Drought Concerns May Hurt Lake Tourism

AP (Apr. 18, 2014) Operators of recreational businesses on western reservoirs worry that ongoing drought concerns will keep boaters and other visitors from flocking to the popular summer attractions. (April 18) Video provided by AP
Powered by NewsLook.com
First Ever 'Female Penis' Discovered In Animal Kingdom

First Ever 'Female Penis' Discovered In Animal Kingdom

Newsy (Apr. 18, 2014) Not only are these newly discovered bugs' sex organs reversed, but they also mate for up to 70 hours. Video provided by Newsy
Powered by NewsLook.com
Ark. Man Finds 6-Carat Diamond At State Park

Ark. Man Finds 6-Carat Diamond At State Park

Newsy (Apr. 18, 2014) An Arkansas man has found a nearly 6.2-carat diamond, which he dubbed "The Limitless Diamond," at the Crater of Diamonds State Park. Video provided by Newsy
Powered by NewsLook.com
Deadly Avalanche Sweeps Slopes of Mount Everest

Deadly Avalanche Sweeps Slopes of Mount Everest

AP (Apr. 18, 2014) At least six Nepalese guides are dead after an avalanche swept the slopes of Mount Everest along a route used to climb the world's highest peak. (April 18) Video provided by AP
Powered by NewsLook.com

Search ScienceDaily

Number of stories in archives: 140,361

Find with keyword(s):
Enter a keyword or phrase to search ScienceDaily for related topics and research stories.

Save/Print:
Share:

Breaking News:
from the past week

In Other News

... from NewsDaily.com

Science News

Health News

Environment News

Technology News



Save/Print:
Share:

Free Subscriptions


Get the latest science news with ScienceDaily's free email newsletters, updated daily and weekly. Or view hourly updated newsfeeds in your RSS reader:

Get Social & Mobile


Keep up to date with the latest news from ScienceDaily via social networks and mobile apps:

Have Feedback?

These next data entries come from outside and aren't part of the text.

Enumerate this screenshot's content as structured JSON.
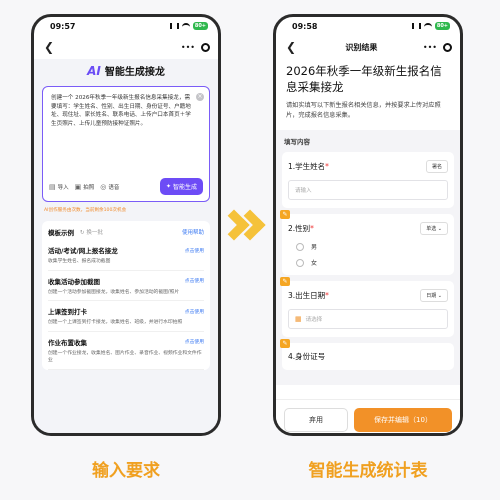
{
  "colors": {
    "accent_purple": "#6d4cf6",
    "accent_orange": "#f29128",
    "arrow_yellow": "#f5c23a",
    "caption_orange": "#f0a020",
    "link_blue": "#3d7bf3"
  },
  "left_phone": {
    "status_time": "09:57",
    "battery": "80+",
    "ai_logo": "AI",
    "title": "智能生成接龙",
    "input_text": "创建一个 2026年秋季一年级新生报名信息采集接龙，需要填写：学生姓名、性别、出生日期、身份证号、户籍地址、现住址、家长姓名、联系电话、上传户口本首页＋学生页照片、上传儿童预防接种证照片。",
    "tools": [
      {
        "icon": "import-icon",
        "label": "导入"
      },
      {
        "icon": "camera-icon",
        "label": "拍照"
      },
      {
        "icon": "mic-icon",
        "label": "语音"
      }
    ],
    "generate_label": "智能生成",
    "disclaimer": "AI创作服务由次数，当前剩余100次机会",
    "templates_title": "模板示例",
    "refresh_label": "换一批",
    "help_label": "使用帮助",
    "use_label": "点击使用",
    "templates": [
      {
        "name": "活动/考试/网上报名接龙",
        "desc": "收集学生姓名、报名成功截图"
      },
      {
        "name": "收集活动参加截图",
        "desc": "创建一个活动参加截图接龙，收集姓名、参加活动的截图/照片"
      },
      {
        "name": "上课签到打卡",
        "desc": "创建一个上课签到打卡接龙，收集姓名、班级，并进行水印拍照"
      },
      {
        "name": "作业布置收集",
        "desc": "创建一个作业接龙，收集姓名、图片作业、录音作业、视频作业和文件作业"
      }
    ]
  },
  "right_phone": {
    "status_time": "09:58",
    "battery": "80+",
    "nav_title": "识别结果",
    "doc_title": "2026年秋季一年级新生报名信息采集接龙",
    "doc_subtitle": "请如实填写以下新生报名相关信息，并按要求上传对应照片，完成报名信息采集。",
    "fill_title": "填写内容",
    "questions": [
      {
        "label": "1.学生姓名",
        "tag": "署名",
        "placeholder": "请输入"
      },
      {
        "label": "2.性别",
        "tag": "单选",
        "options": [
          "男",
          "女"
        ]
      },
      {
        "label": "3.出生日期",
        "tag": "日期",
        "placeholder": "请选择"
      }
    ],
    "partial_label": "4.身份证号",
    "discard_label": "弃用",
    "save_label": "保存并编辑（10）"
  },
  "captions": {
    "left": "输入要求",
    "right": "智能生成统计表"
  }
}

Tell us what you think of ScienceDaily -- we welcome both positive and negative comments. Have any problems using the site? Questions?
Mobile: iPhone Android Web
Follow: Facebook Twitter Google+
Subscribe: RSS Feeds Email Newsletters
Latest Headlines Health & Medicine Mind & Brain Space & Time Matter & Energy Computers & Math Plants & Animals Earth & Climate Fossils & Ruins